  2. ^ Donnelly, Dave (May 15, 1989). "Pearl Harbor C.O. Blair Had Flair for the Ring, Too". Honolulu Star-Bulletin. Retrieved August 28, 2017 – via Newspapers.com. 
  3. ^ Corcoran, Michael (May 10, 2013). "The Gift of the Protégé: William Harries Graham Puts On a Show for Margaret Moser". Austin American-Statesman. Retrieved August 28, 2017. 
  4. ^ Salazar, John (August 26, 2017). "Margaret Moser Dies at Age 63". TWC News. Retrieved August 28, 2017. 
  5. ^ a b c Curtin, Kevin (August 26, 2017). "Margaret Moser 1954–2017". The Austin Chronicle. Retrieved August 26, 2017. 
  6. ^ Jakle, Jeanne (October 14, 2015). "San Antonio-Austin rivalry now a movie!". San Antonio Express-News. Retrieved August 26, 2017. 
  7. ^ a b c Des Barres, Pamela (2007). Let's Spend the Night Together. Chicago: Chicago Review Press. ISBN 9781556529795. 
  8. ^ a b c d e f g Patoski, Joe Nick (June 22, 2017). "Margaret Moser, Queen Of Austin, Is Dancing In The Light". NPR.org. Retrieved August 28, 2017. 
  9. ^ a b Goldberg, Stephanie (October 16, 2002). "They Used to Play Rockin' Roles". Chicago Tribune. p. 1C. Retrieved August 28, 2017 – via Newspapers.com. 
  10. ^ a b c Goldberg, Stephanie (October 16, 2002). "They Used to Play Rocking Roles". Chicago Tribune. p. 7C. Retrieved August 28, 2017 – via Newspapers.com. 
  11. ^ a b "Margaret Moser". Communication Studies. Moody College of Communication. January 11, 2011. Retrieved August 26, 2017. 
  12. ^ Steinberg, R.U. (June 30, 2017). "Margaret Moser Tribute: Alice Berry". Austin Chronicle. Retrieved August 28, 2017. 
  13. ^ "Margaret Moser Archives". The Austin Chronicle. Retrieved August 26, 2017. 
  14. ^ Black, Louis (June 30, 2017). "Page Two: Leaving It Up to Her". Austin Chronicle. Retrieved August 28, 2017. 
  15. ^ Stith, Deborah Sengupta (August 26, 2017). "Margaret Moser Was a Pioneer Who Wrote Fearlessly About Music and Sex". Austin Music Source. Retrieved August 28, 2017. 
  16. ^ Gray, Christopher (June 30, 2017). "Margaret Moser Tribute: Alvin Crow". Austin Chronicle. Retrieved August 28, 2017. 
  17. ^ Moser, Margaret (April 30, 2007). "Saying Goodbye to the Ex". Austin Chronicle. Retrieved August 28, 2017. 
  18. ^ "Margaret Moser 1954-2017". Retrieved 2017-08-30. 
  19. ^ Stieb, Matthew (August 12, 2015). "The Weird Wonders of the South Texas Popular Culture Center". San Antonio Current.
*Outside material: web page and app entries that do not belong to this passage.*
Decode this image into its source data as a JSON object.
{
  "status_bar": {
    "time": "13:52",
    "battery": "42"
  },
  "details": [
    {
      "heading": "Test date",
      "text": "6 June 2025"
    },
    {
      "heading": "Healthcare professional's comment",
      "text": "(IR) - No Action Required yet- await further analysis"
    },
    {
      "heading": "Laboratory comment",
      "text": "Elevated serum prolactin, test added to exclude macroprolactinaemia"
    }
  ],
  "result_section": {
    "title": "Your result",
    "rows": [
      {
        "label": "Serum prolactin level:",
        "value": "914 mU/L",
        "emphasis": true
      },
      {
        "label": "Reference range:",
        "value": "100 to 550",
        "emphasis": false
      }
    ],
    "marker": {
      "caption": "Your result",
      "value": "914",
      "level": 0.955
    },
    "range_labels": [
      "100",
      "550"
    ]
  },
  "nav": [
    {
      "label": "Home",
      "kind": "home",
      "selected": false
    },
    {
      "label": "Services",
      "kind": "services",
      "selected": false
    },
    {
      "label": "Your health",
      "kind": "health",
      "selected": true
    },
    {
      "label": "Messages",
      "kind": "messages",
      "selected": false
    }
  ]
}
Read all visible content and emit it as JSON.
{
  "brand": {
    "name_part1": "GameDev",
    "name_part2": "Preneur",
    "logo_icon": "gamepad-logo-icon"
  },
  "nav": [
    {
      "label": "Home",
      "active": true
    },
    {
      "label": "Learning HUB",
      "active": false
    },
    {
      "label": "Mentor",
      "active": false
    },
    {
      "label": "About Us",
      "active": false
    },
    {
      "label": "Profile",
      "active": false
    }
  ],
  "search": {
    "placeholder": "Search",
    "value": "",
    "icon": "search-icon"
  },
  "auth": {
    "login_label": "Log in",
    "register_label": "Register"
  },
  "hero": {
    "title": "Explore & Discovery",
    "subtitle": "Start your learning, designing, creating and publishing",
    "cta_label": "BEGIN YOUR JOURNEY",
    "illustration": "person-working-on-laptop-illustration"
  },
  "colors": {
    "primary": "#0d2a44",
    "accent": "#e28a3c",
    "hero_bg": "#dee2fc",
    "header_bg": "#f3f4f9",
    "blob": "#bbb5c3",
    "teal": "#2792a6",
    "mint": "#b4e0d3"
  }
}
Retrieved August 26, 2017. 
  20. ^ "January 2015 Third Thursday Panel". Writer's League of Texas. Retrieved August 28, 2017. 
  21. ^ Lopez, Alejandra (May 12, 2017). "South Texas Museum of Popular Culture Celebrates 5 Years with a Night of Psychedelic Rock". San Antonio Current. Retrieved August 28, 2017. 
  22. ^ "About Tex Pop: Our Mission and History". Tex Pop. June 29, 2016. Retrieved August 28, 2017. 
  23. ^ Hadlock, Robert (March 13, 2014). "Austin music scene icon stepping down". KXAN.com. Retrieved August 26, 2017. 
  24. ^ Hernandez, Raoul (May 20, 2014). "Margaret Moser Plaza". The Austin Chronicle. Retrieved August 26, 2017. 
  25. ^ Curtin, Kevin (May 16, 2014). "Playback: Margaret Moser Retires". Austin Chronicle. Retrieved August 26, 2017. 
  26. ^ Chapman, Sharon (March 12, 2014). "SXSW Highlights: Things to Do and See on Wednesday, March 12". Austin-American Statesman. Retrieved August 28, 2017 – via EBSCOhost. (Subscription required (help)). 
  27. ^ Hoffberger, Chase (March 1, 2016). "Austin Music Legends Honored at AMAs". Austin Chronicle. Retrieved August 26, 2017. 

External links[edit]